The head of Russian opposition group Open Russia, which said it ended operations last week, said he was pulled off an airliner and detained by police on Monday.

Andrei Pivovarov said his flight was taxiing for takeoff at St. Petersburg's Pulkovo Airport when it was stopped and he was removed by authorities.

He said on Twitter that he was taken to the Investigative Committee offices on suspicion of running an "undesirable" organization. If he is convicted, he could be imprisoned for up to six years.

He was reportedly detained and transported to Krasnodar, a city in the south of Russia, following his interrogation, according to a statement circulated by his lawyer Elena Borodina.

The criminal case against him is being carried out by the Investigative Committee for Krasnodar Territory, the statement added.

What is Open Russia?

Open Russia is a political activist group critical of the Kremlin.

The group was financed by oil tycoon and opponent of President Vladimir Putin, Mikhail Khorodkovsky, who now lives in London after spending 10 years in prison. His sentence was widely seen as a punishment for challenging Putin's rule.

In an attempt to protect Open Russia's members from prosecution, Pivovarov announced he would cease the organization's operations last week.

The group based in London was declared "undesirable" in 2017. Members in Russia formed a separate legal entity, albeit with the same name, to continue their activities and defend themselves from prosecution.

Crackdown against 'undesirable' groups

The Russian government passed a law in 2015 that made membership of an "undesirable" organization a criminal offense.

The designation has been used to ban about 30 groups. Several  German NGOs in Russia were deemed "undesirable" last week.

Russian authorities described the laws as a response to alleged outside efforts to undermine Russia. Critics have said the laws are part of the Kremlin's efforts to snuff out dissent.

The federal government has intensified its crackdown in the lead-up to September's parliamentary elections as the popularity of the main Kremlin-backed party, United Russia, has been falling.

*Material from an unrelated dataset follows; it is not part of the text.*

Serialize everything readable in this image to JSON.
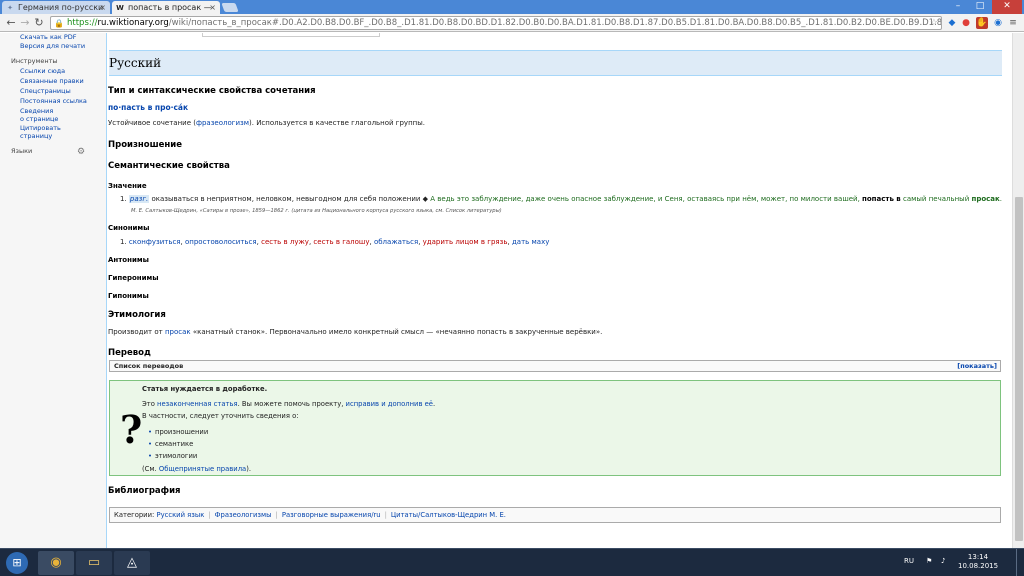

Prominent Kremlin critic, Alexei Navalny, was detained in January upon returning to Russia. The activist had been recovering in Germany after being poisoned by the Soviet-era Novichok nerve agent.

ab, kbd/rs (AP, Reuters)